Armstrong Festival 2009

This year it's been mandated from above that I stick to a budget for my race entry fees. As I'm still a student, this probably isn't such a bad idea. The shit part is that this means I can't enter all the races I want. One of those is the Armstrong Festival of cycling, which involves a race around a local hill ride, and a crit the following day. Since I couldn't compete, I decided to stake out a good spot, cheer on some mates, and grab some pics. It was a bit of a learning experience - in particular I learned crits are alot easier to shoot compared to road races, because they come by you more than once.

From Armstrong2009

And as much as I hate to say it, seeing crashes is kind of exciting - I'm not sure how bad this one was, but he got up and continued on. I like the look on the faces in the crowd:

From Armstrong2009

It was pretty cool to see some big local names out - like Heath Blackgrove, who won the 2009 tour of Southland, and got married like the very next day. Not quite as lucky in Christchurch though:

From Armstrong2009

Also in attendance was local boy done good (in Belgium) Jack Bauer - his exploits are pretty well covered by Pez. He's recently signed to Endura, so over to GB, but not before winning the road race.

From Armstrong2009

There was also a great finish to the crit; sources tell me that the win had been negotiated, but apparently they forgot to tell Alex Ray of team Bici Vida - you can see him donning the pain face as he puts on a move at the last s-bend on the course, about 300m from the line - and he made it stick!

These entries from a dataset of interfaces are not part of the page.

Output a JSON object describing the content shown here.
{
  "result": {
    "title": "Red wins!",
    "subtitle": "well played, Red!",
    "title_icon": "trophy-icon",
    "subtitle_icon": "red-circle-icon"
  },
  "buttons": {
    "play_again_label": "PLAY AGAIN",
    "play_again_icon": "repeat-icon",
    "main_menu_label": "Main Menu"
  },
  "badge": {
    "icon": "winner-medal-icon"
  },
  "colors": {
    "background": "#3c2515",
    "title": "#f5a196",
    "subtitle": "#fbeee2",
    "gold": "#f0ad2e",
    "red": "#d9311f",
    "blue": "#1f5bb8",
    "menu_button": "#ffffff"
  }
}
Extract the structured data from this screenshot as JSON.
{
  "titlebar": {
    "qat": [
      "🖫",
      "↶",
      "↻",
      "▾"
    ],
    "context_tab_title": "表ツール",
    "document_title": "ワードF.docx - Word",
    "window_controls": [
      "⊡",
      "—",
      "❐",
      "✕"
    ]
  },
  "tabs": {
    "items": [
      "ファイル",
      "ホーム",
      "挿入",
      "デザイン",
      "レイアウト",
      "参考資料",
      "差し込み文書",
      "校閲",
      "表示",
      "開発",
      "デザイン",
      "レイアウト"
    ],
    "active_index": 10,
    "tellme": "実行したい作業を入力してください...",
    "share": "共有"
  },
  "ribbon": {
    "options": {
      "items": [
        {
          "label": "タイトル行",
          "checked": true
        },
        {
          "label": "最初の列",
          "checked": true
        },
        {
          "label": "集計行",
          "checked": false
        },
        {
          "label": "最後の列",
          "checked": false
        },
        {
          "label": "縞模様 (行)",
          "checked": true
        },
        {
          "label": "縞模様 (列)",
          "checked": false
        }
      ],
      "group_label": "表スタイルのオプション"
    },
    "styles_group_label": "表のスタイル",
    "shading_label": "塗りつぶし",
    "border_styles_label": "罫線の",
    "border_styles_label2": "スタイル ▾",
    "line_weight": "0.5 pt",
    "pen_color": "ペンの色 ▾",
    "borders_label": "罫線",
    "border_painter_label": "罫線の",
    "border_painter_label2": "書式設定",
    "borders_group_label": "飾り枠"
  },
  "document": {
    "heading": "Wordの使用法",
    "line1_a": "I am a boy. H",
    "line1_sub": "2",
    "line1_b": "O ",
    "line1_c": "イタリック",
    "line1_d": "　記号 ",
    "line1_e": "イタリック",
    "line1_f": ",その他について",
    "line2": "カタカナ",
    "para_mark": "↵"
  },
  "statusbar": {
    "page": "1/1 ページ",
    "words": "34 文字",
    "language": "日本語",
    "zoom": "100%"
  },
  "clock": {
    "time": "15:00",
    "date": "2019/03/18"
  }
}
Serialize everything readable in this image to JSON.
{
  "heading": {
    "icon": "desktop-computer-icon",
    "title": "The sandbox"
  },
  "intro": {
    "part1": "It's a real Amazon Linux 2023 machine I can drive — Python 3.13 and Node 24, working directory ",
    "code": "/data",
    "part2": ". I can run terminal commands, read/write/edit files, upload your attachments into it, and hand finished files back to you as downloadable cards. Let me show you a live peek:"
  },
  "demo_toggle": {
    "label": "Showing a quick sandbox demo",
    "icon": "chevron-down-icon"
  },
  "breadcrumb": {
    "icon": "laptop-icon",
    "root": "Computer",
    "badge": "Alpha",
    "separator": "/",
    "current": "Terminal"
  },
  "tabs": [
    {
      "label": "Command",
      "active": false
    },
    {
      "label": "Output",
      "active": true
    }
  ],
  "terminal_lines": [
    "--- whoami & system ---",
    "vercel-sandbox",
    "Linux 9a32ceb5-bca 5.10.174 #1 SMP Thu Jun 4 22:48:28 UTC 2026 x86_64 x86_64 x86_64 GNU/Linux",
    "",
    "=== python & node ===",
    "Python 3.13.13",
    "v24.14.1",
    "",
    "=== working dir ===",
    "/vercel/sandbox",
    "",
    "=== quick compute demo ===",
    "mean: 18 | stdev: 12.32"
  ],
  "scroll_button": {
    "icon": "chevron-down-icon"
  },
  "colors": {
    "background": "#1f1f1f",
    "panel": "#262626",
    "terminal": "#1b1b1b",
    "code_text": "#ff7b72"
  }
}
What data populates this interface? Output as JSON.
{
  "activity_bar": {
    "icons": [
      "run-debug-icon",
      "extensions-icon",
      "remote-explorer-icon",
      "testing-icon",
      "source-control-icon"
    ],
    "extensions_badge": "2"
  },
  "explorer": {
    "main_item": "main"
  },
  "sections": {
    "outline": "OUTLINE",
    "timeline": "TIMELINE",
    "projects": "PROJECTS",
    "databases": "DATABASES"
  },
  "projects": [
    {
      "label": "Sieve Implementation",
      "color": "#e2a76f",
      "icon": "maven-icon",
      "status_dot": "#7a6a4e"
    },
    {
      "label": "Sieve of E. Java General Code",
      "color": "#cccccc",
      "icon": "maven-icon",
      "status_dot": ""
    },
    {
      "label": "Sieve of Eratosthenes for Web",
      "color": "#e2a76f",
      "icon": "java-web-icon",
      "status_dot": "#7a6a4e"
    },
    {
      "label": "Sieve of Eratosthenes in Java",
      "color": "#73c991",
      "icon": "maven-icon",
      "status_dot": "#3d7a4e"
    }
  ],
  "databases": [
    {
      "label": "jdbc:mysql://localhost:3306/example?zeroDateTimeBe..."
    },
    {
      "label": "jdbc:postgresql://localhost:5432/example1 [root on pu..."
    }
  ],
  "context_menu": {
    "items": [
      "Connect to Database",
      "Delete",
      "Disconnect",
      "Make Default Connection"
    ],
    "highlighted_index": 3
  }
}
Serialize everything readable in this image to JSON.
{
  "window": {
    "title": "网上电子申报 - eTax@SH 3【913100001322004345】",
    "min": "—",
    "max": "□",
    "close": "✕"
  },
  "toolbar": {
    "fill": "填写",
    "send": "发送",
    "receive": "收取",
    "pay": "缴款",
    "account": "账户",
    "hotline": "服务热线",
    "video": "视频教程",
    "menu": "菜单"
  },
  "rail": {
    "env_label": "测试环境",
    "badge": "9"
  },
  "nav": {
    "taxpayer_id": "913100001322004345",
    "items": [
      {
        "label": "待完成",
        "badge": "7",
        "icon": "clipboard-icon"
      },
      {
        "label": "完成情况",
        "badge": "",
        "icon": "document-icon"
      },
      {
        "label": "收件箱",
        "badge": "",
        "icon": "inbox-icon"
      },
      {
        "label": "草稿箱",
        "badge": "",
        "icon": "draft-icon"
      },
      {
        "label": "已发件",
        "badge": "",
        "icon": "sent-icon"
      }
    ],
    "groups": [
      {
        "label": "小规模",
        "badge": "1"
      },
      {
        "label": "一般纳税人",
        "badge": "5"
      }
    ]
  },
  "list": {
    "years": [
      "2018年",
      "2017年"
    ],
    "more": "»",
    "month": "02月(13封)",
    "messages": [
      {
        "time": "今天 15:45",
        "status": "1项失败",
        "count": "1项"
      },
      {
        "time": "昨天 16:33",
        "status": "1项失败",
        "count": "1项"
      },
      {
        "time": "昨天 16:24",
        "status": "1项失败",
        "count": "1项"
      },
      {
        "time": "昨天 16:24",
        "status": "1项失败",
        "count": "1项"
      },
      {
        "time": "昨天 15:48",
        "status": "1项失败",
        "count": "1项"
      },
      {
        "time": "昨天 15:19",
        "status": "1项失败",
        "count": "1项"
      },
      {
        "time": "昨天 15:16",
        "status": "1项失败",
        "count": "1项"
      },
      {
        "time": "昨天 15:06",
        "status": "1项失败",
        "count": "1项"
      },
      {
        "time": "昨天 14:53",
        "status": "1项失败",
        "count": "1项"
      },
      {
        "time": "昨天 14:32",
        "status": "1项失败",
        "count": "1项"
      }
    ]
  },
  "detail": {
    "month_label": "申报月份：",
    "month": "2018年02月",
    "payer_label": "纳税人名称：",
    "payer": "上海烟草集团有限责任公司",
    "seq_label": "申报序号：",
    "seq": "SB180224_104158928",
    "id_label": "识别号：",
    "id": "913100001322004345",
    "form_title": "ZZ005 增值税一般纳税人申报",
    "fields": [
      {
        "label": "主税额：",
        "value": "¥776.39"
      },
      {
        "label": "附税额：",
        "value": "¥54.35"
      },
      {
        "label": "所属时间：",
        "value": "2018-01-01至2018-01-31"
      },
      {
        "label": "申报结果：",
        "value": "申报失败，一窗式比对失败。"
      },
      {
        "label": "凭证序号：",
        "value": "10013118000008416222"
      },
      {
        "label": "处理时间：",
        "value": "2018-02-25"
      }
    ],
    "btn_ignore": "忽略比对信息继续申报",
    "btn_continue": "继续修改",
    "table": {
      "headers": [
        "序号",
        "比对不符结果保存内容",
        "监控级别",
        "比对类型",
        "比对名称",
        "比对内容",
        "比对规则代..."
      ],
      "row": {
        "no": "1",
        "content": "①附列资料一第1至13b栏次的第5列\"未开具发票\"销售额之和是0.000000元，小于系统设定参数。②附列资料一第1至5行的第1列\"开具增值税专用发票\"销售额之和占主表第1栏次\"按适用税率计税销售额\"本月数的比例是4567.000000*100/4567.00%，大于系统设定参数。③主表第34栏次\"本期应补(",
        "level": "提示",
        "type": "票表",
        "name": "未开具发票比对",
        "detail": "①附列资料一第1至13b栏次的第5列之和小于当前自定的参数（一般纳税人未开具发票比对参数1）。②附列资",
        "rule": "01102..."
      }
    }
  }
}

From Armstrong2009

All in all a great weekend of cycling - it took me forever to post the stuff, but I thought I'd better get it up before the national champs next weekend. Needless to say, I'm not competing, but I'd like to get some more good photos, and will post them soon!

I'm in.

Over the past two years I've gotten a little obsessive about cycling. I ride my bike as much as possible. I log every ride religiously on an online training diary. I no longer worry about being seen in spandex. I wear a cycling cap when I'm not on my bike. I keep my bike inside when it's not being ridden. I spend way too much time (at work and at home) looking at various cycling blogs and 'zines.

I race my bicycle.

But today, I surmounted the final hurdle.

Today, I shaved my legs.

Surprisingly, my wife didn't even ask me why I was doing it. I think she understands - as far as I'm concerned, cyclists do it because that's what they do. For the same reason cricketers wear sweaters (I think) or baseball players wear long pants. It isn't terribly conducive to theirathleticism, but you won't see the Yankees step out onto the field in shorts anytime soon. However, there are other reasons put forth as to why cyclists shave their legs, but I won't get into that now.

Also, it isn't the first time I've done it - as a swimmer in high school it was expected, although there you could actually argue a reduction in drag was the impetus. In a strange way it seemed almost familiar.

When I jumped on my bike to ride to work, I was surprised to find that I actually felt nothing. Having done the deed, all the little weather vanes that previously occupied my lower limbs ceased to register the wind direction. Instead of the constant feedback of stimuli, the wind simply slipped around my legs without causing so much as a neuron to fire. I feel it's worth mentioning this, because those that do it on a regular basis probably forget about the abrupt sensational change. Maybe now that I'm less aware of the wind it will make me faster?

Tomorrow is the last race in a five race series, and I find myself in contention for some prize money (a whole other strange concept). That'll be my proving grounds to see if it makes me faster.